Moderators of thousands of of Reddit’s forums, representing the vast majority of its content, have gone dark in protest at new API fees
Thousands of Reddit forums – called subreddits – have become inaccessible in protest against policy changes by the company.
The site’s unpaid subreddit moderators say they are protesting a plan to increase charges to third-party apps as of next month.
The charges, announced in April, follow similar price increases by Twitter, which in February began charging third-party developers for access to its data, which was previously free.
Twitter also changed its terms in January to shut down long-standing third-party apps such as Twitteriffic.
In protest at Reddit’s changes the moderators of thousands of subreddits, including the most popular subs such as r/funny, with more than 40 million followers, have made the subs private for 48 hours or longer.
Five out of the six subreddits with more than 30 million followers, including r/aww, r/gaming and r/Music, have all gone private, according to reddark, which is tracking the protest.

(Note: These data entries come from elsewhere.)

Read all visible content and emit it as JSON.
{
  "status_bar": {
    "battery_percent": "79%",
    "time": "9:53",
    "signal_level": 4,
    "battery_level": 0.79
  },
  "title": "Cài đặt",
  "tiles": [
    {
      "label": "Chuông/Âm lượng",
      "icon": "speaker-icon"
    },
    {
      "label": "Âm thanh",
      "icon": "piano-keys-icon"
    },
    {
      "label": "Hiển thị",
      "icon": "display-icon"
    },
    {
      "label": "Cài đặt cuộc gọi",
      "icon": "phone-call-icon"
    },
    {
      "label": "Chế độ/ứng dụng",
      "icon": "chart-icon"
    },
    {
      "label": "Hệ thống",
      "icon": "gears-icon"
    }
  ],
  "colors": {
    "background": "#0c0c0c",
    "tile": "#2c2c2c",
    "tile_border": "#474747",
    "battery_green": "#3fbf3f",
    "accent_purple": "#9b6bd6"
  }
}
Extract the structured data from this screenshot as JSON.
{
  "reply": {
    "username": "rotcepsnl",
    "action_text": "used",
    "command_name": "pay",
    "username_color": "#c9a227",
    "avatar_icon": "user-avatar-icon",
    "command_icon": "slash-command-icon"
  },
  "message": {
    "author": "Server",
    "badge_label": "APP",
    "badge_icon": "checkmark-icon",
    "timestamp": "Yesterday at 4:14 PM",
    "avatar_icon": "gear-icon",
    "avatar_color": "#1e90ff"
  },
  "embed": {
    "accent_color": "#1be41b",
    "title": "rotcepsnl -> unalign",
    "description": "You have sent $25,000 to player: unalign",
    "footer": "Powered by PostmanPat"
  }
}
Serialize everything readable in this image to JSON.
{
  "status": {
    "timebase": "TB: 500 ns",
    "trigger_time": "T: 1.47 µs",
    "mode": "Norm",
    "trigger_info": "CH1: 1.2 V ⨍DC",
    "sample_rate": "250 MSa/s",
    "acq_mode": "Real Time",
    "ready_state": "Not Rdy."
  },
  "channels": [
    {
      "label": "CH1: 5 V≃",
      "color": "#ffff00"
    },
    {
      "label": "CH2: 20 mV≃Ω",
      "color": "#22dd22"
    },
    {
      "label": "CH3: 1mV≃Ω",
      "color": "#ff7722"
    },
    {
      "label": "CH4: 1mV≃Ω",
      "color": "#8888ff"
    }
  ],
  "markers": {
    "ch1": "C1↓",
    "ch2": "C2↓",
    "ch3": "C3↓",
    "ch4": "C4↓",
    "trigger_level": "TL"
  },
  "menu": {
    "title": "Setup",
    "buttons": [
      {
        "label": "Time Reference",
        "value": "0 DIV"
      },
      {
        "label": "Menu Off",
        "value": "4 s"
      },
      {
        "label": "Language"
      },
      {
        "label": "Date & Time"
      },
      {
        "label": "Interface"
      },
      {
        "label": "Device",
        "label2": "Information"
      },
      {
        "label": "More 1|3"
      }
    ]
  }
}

The move means the sub can only be accessed after the moderator grants permission.
In all, more than 6,000 of Reddit’s 7,265 subreddits had gone dark as of Monday morning, according to reddark.
Late last year OpenAI disclosed that its popular chatbot, ChatGPT, was trained on vast amounts of content from Reddit, amongst many other sources.
In response Reddit said it was increasing charges for third parties that use large amounts of data.
“The Reddit corpus of data is really valuable. But we don’t need to give all of that value to some of the largest companies in the world for free,” Reddit chief executive Steve Huffman told the New York Times in April.
But the charges also affect the most popular third-party apps for using Reddit itself, which also draw large amounts of data from the company’s servers.
Apps such as Apollo, Reddit is Fun, Sync and ReddPlanet were set up long before Reddit had an official app of its own. All four said they would be forced to shut down when the charging system is introduced on 1 July.
Apollo developer Christian Selig said he would have to pay $20 million (£16m) a year to continue operating under the new charges.
“Reddit needs to be a self-sustaining business, and to do that, we can no longer subsidise commercial entities that require large-scale data use,” Huffman said in a post on Friday.
Focus on profits
In a question-and-answer session on Friday he defended the company’s focus on profits.
“We’ll continue to be profit-driven until profits arrive. Unlike some of the 3P [third-party] apps, we are not profitable,” Huffman wrote.
He said 90 percent of third-party Reddit apps will be unaffected by the charges of $0.24 per 1,000 API calls, because Reddit is offering free access to clients that require up to 100 API or 10 API queries per minute, depending on the client ID.
Non-commercial, accessibility-focused apps and tools will continue to have free access, Reddit said.